Demand for help would 'go through the roof' if free school lunches dropped
Advocates are horrified by revelations that Treasury does not support a government-funded free school lunch scheme.
A budget document revealed that Treasury was uncertainty whether Ka Ora, Ka Ako represented value for money because it had no effect on attendance and provided little benefit for Māori students.
Education Minister Jan Tinetti wanted to make the scheme a permanent fixture, but it has only been funded up until the end of 2024.
Kidscan chief executive Julie Chapman said she was not surprised that a free lunch scheme was not increasing the number of children turning up to school.
She said if that was the measurement they were looking for, they were always going to be disappointed.
"We know through our partnerships with schools that parents are rationing petrol, they're rationing food [...] you have students that are going out to work to try and support their families," she said.
"I think it would be really naive to think that providing a lunch would be the panacea to improving attendance."
The scheme made a huge impact in terms of alleviating hunger, feeding over 200,000 hungry kids everyday, she said.
She would be concerned if the program was dropped.

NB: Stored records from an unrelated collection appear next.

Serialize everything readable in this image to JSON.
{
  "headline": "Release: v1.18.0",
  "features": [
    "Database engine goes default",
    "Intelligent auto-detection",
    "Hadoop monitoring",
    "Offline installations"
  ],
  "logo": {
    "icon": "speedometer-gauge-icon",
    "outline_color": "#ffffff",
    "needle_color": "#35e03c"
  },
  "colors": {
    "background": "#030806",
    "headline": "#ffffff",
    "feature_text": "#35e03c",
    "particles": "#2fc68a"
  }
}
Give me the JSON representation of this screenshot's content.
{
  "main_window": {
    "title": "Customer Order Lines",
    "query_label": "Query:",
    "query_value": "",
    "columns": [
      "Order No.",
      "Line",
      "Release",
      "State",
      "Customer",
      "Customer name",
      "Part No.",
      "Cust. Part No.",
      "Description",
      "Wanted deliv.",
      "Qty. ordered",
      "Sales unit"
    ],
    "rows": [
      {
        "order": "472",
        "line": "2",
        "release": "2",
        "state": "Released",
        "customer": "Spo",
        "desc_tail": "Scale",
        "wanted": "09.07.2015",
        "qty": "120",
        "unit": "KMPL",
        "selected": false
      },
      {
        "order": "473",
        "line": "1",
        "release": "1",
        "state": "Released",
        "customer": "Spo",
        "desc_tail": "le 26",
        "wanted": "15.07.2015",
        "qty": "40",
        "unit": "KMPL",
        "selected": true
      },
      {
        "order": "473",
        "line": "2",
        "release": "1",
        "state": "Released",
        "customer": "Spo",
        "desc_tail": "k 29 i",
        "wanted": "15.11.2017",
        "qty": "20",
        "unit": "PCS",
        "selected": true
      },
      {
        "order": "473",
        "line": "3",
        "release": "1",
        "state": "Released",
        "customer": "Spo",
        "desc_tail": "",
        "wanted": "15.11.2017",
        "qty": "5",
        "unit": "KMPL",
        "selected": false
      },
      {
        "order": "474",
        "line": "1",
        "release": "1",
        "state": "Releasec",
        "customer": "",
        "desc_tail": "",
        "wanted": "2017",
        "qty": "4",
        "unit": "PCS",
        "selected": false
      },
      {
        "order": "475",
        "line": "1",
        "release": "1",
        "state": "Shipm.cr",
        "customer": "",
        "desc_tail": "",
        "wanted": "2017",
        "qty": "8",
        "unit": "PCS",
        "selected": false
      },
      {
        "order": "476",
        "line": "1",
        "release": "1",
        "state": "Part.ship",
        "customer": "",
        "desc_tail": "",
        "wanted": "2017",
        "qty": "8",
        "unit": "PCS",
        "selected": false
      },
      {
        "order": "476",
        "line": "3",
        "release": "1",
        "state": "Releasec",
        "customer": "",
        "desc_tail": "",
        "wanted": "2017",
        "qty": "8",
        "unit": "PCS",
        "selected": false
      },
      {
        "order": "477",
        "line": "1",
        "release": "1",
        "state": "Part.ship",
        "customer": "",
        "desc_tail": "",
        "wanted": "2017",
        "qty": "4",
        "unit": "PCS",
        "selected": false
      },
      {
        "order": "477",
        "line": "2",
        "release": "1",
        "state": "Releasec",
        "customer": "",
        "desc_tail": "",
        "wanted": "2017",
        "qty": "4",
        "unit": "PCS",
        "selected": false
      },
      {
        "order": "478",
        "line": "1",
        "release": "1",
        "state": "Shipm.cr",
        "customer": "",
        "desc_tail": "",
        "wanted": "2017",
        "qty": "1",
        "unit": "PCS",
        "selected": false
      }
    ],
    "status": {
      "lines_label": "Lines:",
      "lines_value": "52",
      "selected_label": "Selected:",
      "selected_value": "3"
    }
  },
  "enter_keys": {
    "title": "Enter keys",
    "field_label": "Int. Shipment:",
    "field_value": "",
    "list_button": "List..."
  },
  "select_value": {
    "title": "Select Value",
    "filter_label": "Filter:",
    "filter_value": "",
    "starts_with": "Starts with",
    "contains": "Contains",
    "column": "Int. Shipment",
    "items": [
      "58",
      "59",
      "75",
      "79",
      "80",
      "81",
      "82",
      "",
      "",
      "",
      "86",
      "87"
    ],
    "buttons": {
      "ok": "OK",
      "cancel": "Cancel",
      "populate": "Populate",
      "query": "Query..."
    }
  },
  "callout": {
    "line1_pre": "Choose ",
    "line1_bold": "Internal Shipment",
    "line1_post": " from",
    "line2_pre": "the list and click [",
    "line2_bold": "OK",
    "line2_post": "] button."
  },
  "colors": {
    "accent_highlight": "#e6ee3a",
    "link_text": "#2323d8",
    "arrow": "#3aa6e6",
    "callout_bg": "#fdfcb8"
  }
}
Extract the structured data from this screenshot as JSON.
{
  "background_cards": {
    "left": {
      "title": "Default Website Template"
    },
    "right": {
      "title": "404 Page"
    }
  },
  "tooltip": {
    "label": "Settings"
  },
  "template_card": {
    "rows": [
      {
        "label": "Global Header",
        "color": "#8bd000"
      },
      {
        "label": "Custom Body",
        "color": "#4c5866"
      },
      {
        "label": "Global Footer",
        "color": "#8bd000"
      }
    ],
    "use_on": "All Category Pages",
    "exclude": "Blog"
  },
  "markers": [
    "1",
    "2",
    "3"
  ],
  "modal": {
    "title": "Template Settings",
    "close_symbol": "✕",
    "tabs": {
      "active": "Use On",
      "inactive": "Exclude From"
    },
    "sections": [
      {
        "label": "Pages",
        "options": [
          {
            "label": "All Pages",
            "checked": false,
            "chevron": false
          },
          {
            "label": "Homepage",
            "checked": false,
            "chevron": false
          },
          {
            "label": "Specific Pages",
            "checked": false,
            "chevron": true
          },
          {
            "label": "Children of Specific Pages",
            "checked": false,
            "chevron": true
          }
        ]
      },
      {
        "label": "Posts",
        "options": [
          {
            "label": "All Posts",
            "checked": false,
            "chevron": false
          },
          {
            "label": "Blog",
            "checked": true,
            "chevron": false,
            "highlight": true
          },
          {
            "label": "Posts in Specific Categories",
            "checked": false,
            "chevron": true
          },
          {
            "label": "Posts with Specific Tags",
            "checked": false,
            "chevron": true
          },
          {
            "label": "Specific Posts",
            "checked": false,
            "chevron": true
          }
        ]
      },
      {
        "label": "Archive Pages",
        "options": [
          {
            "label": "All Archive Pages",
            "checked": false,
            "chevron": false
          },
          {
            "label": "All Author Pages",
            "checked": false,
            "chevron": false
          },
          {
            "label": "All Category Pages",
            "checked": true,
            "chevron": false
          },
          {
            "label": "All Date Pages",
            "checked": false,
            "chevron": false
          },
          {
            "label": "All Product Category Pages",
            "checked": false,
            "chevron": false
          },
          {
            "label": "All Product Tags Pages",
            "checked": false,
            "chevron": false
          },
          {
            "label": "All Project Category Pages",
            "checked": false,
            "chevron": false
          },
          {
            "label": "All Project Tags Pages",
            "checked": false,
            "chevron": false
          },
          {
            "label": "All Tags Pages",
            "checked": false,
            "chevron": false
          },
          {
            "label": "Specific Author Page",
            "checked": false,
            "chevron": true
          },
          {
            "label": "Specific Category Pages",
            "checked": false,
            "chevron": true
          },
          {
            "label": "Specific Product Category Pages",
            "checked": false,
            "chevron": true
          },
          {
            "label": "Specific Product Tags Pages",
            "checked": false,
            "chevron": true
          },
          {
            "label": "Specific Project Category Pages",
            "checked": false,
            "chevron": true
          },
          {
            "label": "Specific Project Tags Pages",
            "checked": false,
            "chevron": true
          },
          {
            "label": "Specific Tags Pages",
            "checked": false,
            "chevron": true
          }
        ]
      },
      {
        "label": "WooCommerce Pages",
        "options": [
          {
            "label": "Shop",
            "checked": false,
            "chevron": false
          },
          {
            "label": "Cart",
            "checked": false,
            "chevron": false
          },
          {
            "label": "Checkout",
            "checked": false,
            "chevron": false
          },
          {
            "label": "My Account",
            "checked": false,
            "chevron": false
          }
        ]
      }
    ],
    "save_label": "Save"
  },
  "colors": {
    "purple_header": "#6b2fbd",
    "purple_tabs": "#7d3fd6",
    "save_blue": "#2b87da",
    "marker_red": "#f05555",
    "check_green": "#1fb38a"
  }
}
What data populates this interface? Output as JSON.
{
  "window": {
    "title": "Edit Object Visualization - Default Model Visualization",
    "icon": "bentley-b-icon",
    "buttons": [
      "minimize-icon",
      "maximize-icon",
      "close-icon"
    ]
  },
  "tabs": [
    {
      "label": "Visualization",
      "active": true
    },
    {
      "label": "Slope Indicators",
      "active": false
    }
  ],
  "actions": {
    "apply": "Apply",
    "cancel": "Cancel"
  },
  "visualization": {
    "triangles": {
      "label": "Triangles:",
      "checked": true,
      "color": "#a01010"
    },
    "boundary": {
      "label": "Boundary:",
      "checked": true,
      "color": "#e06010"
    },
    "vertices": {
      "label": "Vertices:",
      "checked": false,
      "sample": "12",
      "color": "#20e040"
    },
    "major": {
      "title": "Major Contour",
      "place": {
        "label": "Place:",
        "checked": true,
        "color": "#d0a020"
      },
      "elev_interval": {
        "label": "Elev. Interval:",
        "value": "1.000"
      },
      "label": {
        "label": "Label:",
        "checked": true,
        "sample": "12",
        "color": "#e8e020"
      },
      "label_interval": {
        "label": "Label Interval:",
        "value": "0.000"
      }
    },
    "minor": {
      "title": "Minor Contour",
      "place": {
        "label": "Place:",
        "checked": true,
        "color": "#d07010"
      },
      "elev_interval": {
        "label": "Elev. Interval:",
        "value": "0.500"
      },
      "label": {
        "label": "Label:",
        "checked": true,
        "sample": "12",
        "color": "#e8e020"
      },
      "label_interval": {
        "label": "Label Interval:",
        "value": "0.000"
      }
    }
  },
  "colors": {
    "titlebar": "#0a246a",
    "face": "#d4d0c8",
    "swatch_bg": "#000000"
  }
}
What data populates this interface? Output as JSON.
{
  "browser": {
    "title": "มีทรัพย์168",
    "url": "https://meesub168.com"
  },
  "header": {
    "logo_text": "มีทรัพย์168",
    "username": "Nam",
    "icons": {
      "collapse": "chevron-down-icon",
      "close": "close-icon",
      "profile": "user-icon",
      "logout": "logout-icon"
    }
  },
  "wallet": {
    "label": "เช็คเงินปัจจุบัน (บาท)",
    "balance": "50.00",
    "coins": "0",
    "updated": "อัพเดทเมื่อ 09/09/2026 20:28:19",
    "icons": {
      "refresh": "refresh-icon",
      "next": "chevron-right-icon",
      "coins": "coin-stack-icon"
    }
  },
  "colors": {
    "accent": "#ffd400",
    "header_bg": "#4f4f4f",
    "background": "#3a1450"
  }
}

"If that program were to be scrapped, the demand for our support would absolutely go through the roof, and we struggle to keep up right now with the amount of food that schools need from us."
They just would not be able to meet that demand, she said.
Commissioner for Children Judge Frances Eivers said she found Treasury's stance surprising.
"It's hard to believe that there are not positive outcomes for our children from having a program at school for luncheons," Eivers said.
"If our children are well fed, if they're going to school, if they're getting an education, if we look to the future, surely that's going to have better outcomes for us as as a country further on down the track."
She wanted Treasury to put the welfare of children at the centre of its decision making rather than fiscal imperatives.
"Our children are taonga, a treasure, we need to treat them like that," she said.
Auckland University Professor and Health Coalition Aotearoa chair Boyd Swinburn was part of a recent study into Ka Ora, Ka Ako and other similar international programs.
He said their review found there were significant health benefits from having the free lunch program.
The free lunch also helped reduce the pressure from the high cost of food, and had benefits for engaging with school and learning, he said.
Health Coalition Aotearoa was calling for the program to be doubled so that it reached at least 50 percent more children around the country, he said.